When students have more than one strong interest, they may find it rewarding to complete more than just one major. Provided you can finish all degree requirements without exceeding 200 units, you can pursue a double major or minor.
To graduate with a double major, you must fulfill all of the requirements for both majors.
- There is no limitation on overlapping courses in the preparation for the two majors, but no more than eight units can be applied simultaneously to both upper-division majors.
- If both majors lead to the same degree objective (B.A., B.S., B.F.A., B.M.) and come from the same college, you earn one degree. However, if the two majors come from different colleges, or if they lead to different degree objectives, you will earn two degrees.
A double major usually makes good sense for students who have a genuine passion for both subjects, because they are taking courses for the two majors that they would choose spontaneously. However, because of the requirement to complete all degree requirements and graduate without exceeding 200 units, students pursuing a double major typically have very few totally free elective courses, and some major combinations are not possible.
If you are thinking about a double, you should discuss your choice with the departmental undergraduate advisor for each major to ensure you understand what is expected. You should also consult an academic advisor in the College of Letters and Science for assistance in evaluating this option and developing a plan. Once you are sure that a double major is right for you, you will need to complete a Change of Major petition and a Memo of Understanding, available in the college advising office, 1117 Cheadle Hall. Click here to view these forms.
Whereas completion of a major is a graduation requirement, a minor is not required. Still, many students like to pursue a minor because of a keen interest in a secondary topic or because it helps them to focus their elective upper-division units (most majors require about 40 upper-division units, but you need 60 upper-division units to graduate). Through a minor you can explore an area that's very different from your major or one that is somewhat similar.

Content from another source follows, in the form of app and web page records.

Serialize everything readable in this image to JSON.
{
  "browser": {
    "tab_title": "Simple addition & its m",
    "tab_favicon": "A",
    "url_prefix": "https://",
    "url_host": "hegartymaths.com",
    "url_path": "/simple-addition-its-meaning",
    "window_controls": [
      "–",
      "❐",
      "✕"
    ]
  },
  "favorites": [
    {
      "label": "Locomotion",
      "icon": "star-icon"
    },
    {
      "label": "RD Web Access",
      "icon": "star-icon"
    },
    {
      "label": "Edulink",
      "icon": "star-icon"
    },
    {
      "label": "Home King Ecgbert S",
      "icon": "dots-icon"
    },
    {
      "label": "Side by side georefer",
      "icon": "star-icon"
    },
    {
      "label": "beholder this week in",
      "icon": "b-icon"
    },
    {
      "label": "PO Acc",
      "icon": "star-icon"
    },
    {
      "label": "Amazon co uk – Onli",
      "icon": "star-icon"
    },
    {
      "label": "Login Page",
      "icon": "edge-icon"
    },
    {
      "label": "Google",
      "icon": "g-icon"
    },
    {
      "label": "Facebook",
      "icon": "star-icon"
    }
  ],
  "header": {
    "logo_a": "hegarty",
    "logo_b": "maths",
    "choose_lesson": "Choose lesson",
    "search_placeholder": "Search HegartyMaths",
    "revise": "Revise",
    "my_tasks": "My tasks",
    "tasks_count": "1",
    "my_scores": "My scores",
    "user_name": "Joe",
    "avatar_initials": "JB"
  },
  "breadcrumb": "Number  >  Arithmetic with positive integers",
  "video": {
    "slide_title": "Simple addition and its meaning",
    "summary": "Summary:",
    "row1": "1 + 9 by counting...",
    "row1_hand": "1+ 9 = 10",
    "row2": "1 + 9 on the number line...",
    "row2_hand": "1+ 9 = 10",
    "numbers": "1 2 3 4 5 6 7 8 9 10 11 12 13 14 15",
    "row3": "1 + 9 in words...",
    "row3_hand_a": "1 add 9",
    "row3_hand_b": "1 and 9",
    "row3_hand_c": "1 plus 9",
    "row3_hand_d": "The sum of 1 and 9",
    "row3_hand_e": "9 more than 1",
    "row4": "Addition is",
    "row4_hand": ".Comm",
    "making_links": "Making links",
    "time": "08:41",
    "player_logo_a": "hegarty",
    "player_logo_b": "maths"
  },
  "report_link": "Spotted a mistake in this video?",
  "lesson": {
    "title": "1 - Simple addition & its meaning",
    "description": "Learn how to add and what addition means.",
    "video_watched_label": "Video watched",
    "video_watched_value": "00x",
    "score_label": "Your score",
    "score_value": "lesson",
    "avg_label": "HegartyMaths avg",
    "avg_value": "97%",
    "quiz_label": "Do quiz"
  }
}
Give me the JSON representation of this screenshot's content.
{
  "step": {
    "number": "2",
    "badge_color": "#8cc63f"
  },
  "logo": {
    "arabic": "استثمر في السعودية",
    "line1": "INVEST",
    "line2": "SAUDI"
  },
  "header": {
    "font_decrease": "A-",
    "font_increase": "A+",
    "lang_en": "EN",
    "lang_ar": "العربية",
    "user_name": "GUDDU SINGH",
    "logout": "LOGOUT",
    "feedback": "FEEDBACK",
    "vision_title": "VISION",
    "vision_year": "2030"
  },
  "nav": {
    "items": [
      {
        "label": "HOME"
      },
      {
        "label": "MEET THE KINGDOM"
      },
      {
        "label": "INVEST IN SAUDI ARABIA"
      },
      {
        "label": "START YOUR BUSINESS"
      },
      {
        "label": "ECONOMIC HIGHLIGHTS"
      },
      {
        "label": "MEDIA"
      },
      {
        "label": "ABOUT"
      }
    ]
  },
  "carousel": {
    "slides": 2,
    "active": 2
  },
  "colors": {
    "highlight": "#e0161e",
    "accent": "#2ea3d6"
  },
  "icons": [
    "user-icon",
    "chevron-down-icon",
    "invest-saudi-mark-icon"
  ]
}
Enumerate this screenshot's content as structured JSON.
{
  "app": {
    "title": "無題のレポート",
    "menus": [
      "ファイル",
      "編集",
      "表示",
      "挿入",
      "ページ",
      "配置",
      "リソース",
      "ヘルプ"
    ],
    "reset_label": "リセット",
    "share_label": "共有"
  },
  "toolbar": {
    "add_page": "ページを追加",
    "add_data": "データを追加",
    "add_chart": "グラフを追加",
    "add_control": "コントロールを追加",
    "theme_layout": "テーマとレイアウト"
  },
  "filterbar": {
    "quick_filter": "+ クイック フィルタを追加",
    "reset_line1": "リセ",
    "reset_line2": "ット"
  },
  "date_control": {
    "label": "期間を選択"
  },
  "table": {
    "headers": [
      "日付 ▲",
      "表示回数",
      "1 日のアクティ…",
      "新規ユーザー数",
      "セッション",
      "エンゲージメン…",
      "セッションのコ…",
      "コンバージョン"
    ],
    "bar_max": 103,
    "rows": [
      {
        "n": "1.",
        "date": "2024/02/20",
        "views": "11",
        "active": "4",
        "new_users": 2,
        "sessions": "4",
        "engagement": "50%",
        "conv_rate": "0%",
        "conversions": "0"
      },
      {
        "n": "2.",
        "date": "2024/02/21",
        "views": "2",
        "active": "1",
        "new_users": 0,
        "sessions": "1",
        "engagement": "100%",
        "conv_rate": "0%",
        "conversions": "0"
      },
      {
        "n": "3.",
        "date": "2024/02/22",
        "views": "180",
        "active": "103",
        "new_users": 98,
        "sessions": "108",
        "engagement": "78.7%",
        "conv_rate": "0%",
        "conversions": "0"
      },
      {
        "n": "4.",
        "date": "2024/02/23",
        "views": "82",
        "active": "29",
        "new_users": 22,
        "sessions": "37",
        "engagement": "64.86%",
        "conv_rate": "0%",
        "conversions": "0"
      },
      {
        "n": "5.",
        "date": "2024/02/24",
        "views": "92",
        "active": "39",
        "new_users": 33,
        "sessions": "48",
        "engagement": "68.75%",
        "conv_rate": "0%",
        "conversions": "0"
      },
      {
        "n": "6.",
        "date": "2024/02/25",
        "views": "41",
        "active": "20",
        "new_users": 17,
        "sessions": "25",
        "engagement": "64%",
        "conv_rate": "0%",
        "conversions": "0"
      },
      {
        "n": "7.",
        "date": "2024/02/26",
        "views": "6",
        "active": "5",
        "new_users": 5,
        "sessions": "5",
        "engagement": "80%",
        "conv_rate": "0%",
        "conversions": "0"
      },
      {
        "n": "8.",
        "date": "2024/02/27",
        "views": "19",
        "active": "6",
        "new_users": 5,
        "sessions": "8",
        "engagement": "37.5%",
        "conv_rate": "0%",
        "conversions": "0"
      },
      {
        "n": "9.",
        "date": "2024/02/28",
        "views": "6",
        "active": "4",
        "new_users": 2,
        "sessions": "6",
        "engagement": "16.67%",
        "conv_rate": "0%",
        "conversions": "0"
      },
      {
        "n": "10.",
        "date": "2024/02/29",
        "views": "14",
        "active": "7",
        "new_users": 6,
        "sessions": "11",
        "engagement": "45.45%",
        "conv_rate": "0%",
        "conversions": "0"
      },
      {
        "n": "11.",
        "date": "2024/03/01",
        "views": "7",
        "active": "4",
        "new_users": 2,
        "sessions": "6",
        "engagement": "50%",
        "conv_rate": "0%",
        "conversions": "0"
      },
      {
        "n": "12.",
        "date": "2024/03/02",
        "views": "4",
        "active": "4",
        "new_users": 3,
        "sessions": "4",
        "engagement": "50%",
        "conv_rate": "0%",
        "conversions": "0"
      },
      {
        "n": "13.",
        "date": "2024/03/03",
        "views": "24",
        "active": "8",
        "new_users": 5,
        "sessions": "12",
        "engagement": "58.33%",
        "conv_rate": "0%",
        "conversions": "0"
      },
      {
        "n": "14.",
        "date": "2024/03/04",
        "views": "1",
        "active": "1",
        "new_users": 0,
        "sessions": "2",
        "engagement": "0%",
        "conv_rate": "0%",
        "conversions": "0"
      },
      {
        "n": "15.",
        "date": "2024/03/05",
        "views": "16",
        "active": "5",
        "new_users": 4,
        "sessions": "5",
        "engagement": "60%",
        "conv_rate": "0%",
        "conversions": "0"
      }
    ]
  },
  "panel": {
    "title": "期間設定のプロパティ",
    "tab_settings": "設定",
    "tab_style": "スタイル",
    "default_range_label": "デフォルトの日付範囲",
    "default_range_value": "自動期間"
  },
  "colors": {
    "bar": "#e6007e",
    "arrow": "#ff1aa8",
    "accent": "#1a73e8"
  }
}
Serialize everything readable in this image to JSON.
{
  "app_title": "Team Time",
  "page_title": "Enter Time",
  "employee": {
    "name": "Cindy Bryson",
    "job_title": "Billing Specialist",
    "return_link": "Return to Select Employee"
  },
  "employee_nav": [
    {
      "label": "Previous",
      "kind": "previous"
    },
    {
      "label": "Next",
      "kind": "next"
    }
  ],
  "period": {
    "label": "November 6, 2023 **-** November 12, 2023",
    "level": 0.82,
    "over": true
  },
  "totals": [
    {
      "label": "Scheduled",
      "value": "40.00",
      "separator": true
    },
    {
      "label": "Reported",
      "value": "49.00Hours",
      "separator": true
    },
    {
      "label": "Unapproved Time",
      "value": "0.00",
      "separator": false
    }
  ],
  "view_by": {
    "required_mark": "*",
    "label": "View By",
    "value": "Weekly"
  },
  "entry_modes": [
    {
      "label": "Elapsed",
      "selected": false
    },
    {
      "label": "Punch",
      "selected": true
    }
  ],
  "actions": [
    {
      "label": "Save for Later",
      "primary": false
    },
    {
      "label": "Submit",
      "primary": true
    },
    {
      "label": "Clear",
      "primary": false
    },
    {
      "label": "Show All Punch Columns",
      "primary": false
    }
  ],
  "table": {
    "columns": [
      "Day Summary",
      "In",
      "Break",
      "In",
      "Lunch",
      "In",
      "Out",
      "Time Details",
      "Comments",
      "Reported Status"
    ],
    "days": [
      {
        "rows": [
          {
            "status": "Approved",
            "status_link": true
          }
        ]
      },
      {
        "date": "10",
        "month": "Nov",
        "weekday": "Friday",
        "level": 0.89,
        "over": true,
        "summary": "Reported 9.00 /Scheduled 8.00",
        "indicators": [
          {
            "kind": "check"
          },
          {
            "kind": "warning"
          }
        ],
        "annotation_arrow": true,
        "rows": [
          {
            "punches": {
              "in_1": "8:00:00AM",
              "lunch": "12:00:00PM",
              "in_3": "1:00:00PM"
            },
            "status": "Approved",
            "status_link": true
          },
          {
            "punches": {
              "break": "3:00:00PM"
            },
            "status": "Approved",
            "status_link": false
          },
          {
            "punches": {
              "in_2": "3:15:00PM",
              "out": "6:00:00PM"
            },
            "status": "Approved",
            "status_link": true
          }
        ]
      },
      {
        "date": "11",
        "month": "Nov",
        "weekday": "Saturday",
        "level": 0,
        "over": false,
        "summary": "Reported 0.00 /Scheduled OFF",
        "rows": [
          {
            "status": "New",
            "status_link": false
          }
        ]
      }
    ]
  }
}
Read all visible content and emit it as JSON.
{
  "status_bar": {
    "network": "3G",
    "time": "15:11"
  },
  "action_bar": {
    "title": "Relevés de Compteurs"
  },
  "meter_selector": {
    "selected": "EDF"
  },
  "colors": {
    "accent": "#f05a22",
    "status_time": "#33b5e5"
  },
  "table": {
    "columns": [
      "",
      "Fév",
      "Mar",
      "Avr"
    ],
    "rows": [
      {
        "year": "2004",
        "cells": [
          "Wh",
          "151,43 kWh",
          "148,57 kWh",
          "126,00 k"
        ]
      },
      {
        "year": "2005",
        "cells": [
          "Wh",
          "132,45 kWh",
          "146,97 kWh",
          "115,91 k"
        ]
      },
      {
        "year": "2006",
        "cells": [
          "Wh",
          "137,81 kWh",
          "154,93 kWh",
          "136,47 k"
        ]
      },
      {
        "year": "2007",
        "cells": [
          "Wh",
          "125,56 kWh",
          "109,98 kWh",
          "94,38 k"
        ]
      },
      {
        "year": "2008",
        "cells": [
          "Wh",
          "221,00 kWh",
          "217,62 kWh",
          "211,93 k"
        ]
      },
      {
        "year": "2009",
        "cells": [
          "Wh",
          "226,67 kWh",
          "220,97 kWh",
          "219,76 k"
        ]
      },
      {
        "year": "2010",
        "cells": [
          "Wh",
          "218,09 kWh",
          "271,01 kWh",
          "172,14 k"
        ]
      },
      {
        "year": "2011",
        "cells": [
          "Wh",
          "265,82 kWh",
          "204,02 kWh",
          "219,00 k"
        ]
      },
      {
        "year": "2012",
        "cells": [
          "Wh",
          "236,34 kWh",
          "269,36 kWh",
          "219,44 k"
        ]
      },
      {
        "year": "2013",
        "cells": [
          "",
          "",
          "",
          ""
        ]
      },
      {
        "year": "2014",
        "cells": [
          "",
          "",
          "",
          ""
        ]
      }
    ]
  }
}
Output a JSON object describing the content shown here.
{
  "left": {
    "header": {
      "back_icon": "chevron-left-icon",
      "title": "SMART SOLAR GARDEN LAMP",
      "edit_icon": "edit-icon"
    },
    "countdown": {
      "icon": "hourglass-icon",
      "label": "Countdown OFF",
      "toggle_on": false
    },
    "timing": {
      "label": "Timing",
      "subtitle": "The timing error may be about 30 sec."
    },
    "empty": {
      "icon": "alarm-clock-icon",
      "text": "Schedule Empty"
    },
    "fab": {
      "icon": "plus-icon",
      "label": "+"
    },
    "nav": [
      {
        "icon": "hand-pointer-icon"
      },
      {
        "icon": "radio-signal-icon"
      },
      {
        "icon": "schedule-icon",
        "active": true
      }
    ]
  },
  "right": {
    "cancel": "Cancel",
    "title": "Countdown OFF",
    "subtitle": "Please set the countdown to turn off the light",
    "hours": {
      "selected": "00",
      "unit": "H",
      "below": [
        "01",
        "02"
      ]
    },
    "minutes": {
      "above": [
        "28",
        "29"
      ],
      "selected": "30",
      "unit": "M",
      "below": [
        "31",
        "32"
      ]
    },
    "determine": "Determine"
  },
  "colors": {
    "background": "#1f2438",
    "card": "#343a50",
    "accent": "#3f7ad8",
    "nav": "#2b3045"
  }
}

If you want to pursue a minor, you must speak to the departmental undergraduate advisor. As there is no formal process to declare a minor, the departmental advisor needs to know of your interest in order to set up a file for you and notify the Registrar that you have completed the minor when you are ready to graduate. Note that no more than four units can apply simultaneously to both your upper-division major and your upper-division minor.